• **Work order**
Provide only the number of lines in the following data that contain "icon".

• **Source information**
- - - - - - -

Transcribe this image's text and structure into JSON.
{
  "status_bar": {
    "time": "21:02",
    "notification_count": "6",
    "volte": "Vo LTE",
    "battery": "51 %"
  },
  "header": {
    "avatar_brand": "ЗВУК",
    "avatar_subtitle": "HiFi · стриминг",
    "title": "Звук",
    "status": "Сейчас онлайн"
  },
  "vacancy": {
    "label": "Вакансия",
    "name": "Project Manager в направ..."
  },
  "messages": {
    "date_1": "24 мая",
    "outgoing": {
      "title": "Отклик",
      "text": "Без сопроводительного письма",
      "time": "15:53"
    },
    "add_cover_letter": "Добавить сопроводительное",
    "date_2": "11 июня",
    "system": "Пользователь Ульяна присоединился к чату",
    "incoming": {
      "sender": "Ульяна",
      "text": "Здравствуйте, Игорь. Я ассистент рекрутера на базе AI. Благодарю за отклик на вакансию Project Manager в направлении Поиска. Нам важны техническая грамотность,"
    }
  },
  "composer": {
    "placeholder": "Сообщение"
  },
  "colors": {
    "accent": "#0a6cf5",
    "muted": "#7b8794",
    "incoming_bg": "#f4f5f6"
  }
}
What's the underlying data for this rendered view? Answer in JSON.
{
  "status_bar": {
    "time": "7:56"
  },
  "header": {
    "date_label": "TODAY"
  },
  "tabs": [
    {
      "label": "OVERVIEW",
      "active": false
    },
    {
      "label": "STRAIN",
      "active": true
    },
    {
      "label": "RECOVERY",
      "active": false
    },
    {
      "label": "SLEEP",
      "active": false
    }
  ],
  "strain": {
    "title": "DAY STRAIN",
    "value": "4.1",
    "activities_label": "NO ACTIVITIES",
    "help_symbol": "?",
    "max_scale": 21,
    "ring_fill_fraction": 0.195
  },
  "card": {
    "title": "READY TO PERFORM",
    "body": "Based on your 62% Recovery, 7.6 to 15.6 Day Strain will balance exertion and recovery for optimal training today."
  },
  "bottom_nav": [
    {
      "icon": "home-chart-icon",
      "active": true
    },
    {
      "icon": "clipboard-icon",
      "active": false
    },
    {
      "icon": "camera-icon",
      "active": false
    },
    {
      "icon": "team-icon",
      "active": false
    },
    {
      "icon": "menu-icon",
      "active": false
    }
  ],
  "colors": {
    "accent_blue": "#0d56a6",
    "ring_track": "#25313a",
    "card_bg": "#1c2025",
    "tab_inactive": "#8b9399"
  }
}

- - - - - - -

• **Solution for this task**
5